  • Jannick Rolland (Univ. Ariz.), Kevin Thompson (Synopsys / ORA), and Hong Hua continue the effort to design less-obtrusive head-worn displays. Free-form optics!
  • What do we do about the seemingly stalled improvement in the space-bandwidth product of SLMs? Paraphrasing Darrel Hopper (USAF, Wright Pat), “We need holo-pixels!”. Paraphrasing Fuchs, “Make do with what we have, by putting more smart software in the loop, like the Camera Culture displays!” Two panelists actually offered plots of pixel-count versus year, to enable us to guess when holo-TV might be feasible: Masahiro Yamaguchi supposed that we’ll have 10” 30-degree viewing in 2023, and 40” 90-degree viewing in 2037.
  • Mike Bove (MIT Media Lab) mentioned that his group continues work on a desktop holographic video display using a custom lithium niobate waveguide component. Ready to be demonstrated this summer, perhaps? At ISDH, I wonder (25-29 Jun 2012)?
  • What cues cause one’s eyes to focus? And what’s up with jumping spiders and their 4-layer retinas?
  • It is indeed possible to consume a post-conference 14-course Turkish dinner.
Speaking of MIT’s contributions to holographic display, Mark Lucente and Mike Klug showed enticing videos of Zebra Imaging’s ZScape displays. Also, some footage from (1980s?) Media Lab. Digging through YouTube, I found them – and also some wonderful clips of the late Stephen Benton.
  1. (1992) BBC documentary re: holovideo (YouTube)
  2. (1985) Synthetic Holography, a Media Lab videodisc (YouTube) Check out 3:04 for Benton’s description of their alcove hologram.
French autostereoscopic cinema
Interview and frankly amazing footage of le cyclo-stereoscope (1940s? 1950s?). No, really, check it out. Giant spinning rods! Popcorn! What could go wrong?
Surveys of the field
I am considering adding a page to my personal website with suggested readings for new researchers in autostereo. Until then, here are a few:
  • M. Halle, “Autostereoscopic displays and computer graphics,” Computer Graphics, ACM SIGGRAPH, 31(2), May 1997. LINK
Surveys of recent advances: These two have different emphases:

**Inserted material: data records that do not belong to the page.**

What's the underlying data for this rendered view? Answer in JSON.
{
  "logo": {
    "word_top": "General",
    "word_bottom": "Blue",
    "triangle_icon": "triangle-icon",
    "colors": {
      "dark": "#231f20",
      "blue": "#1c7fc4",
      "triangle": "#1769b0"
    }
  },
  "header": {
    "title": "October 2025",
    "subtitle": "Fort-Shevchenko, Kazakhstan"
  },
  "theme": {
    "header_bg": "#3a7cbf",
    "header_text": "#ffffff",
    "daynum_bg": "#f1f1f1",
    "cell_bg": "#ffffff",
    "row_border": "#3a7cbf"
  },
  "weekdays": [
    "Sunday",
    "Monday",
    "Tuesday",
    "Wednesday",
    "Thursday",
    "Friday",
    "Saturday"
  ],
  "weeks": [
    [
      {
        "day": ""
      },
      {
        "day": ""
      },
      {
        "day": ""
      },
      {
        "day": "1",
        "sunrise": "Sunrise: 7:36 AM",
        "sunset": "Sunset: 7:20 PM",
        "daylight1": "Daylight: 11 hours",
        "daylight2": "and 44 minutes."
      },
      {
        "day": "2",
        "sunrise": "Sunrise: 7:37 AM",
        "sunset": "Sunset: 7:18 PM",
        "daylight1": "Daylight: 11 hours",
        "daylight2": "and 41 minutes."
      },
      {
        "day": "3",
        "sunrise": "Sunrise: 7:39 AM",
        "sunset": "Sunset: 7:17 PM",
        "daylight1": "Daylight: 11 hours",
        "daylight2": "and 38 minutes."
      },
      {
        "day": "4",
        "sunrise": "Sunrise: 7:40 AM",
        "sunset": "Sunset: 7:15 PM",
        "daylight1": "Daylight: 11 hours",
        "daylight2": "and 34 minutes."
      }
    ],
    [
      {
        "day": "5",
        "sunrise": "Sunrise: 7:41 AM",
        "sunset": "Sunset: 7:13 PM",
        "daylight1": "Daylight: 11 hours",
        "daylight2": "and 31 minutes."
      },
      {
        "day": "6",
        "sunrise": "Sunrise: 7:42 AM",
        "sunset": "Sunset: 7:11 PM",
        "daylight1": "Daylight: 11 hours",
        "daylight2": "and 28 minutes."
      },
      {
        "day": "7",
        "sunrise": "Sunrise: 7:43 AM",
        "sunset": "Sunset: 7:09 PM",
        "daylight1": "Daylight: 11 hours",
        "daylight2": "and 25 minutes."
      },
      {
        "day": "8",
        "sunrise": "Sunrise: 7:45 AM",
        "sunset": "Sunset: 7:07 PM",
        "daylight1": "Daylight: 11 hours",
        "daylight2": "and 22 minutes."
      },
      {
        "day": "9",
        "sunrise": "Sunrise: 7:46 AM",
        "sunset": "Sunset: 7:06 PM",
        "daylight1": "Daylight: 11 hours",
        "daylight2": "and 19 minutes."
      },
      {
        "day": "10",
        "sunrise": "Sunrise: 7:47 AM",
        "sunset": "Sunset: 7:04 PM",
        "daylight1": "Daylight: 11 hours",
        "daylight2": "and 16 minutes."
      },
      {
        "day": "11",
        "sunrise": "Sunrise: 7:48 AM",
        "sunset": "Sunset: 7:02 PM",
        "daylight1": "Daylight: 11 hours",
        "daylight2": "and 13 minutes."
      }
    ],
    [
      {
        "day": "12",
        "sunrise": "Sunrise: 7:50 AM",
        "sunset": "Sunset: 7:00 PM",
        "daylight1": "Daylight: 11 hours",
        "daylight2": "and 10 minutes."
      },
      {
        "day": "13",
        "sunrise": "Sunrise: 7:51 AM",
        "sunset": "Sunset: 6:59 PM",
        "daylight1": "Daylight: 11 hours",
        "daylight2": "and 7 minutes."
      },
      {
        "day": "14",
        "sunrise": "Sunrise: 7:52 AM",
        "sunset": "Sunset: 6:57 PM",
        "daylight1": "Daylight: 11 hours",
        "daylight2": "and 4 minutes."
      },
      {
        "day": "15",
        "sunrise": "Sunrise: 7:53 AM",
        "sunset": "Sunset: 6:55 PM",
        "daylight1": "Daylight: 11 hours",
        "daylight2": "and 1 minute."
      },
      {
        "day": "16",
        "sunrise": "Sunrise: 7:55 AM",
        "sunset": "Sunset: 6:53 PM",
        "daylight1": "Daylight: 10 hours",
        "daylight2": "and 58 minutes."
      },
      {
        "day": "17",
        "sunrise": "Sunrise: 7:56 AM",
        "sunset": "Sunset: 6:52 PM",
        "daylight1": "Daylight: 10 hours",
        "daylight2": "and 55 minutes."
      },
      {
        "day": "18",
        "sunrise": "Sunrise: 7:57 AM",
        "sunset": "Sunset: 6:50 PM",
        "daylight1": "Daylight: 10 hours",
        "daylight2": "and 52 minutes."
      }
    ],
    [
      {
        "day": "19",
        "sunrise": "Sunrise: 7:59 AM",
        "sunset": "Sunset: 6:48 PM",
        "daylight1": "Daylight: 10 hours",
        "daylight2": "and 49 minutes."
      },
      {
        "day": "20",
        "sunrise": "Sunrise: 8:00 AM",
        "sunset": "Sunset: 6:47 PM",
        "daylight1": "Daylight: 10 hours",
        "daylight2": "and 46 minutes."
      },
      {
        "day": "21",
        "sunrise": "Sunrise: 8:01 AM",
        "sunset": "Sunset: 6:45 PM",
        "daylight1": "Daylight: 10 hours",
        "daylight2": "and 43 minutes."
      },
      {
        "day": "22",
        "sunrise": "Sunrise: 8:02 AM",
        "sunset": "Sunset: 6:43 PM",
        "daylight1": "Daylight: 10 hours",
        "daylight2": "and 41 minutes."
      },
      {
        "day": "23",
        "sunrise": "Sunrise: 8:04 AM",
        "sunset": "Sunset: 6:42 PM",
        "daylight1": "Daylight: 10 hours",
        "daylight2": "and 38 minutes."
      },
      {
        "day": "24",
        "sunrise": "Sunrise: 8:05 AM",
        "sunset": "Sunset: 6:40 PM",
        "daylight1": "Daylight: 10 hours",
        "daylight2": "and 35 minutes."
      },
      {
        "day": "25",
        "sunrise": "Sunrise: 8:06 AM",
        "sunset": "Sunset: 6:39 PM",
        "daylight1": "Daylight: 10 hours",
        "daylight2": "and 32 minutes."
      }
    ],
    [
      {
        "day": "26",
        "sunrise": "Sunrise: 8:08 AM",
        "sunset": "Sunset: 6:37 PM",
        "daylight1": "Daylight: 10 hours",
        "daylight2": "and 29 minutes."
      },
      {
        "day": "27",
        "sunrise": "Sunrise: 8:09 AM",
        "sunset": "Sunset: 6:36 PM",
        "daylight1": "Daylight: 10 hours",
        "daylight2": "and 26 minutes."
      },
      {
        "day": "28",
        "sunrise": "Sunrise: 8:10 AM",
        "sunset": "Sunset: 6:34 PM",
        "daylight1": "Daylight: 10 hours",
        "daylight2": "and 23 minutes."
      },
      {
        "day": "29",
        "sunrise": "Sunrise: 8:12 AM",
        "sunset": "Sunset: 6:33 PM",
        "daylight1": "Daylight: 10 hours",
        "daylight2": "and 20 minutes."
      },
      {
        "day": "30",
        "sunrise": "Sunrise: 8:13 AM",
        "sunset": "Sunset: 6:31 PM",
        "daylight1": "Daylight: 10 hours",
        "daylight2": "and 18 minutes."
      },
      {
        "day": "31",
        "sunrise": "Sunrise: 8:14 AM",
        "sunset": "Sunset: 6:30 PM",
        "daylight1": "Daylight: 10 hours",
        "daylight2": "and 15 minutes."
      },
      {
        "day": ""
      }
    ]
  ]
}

  1. N. S. Holliman, N. A. Dodgson, G. E. Favalora, and L. Pockett, “Three-Dimensional Displays: A Review and Applications Analysis (invited),” IEEE Trans Broadcasting, 57(2), 362-371 (June 2011). Available via IEEE, or here.
  2. J. Hong, Y. Kim, H.-J. Choi, J. Hahn, J.-H. Park, H. Kim, S.-W. Min, N. Chen, and B. Lee, “Three-dimensional display technologies of recent interest: principles, status, and issues (invited),” Appl. Opt. 50, H87-H115 (2011). (Optics InfoBase)
And… workshop on computational displays!
Hear-ye, hear-ye! The CVPR 2012 Workshop for Computational Cameras and Displays has issued a call for papers. See here.
ps Look into the eyes of the Bokode Owl (Wait for it…) Click “show more” if you’re not up on bokodes.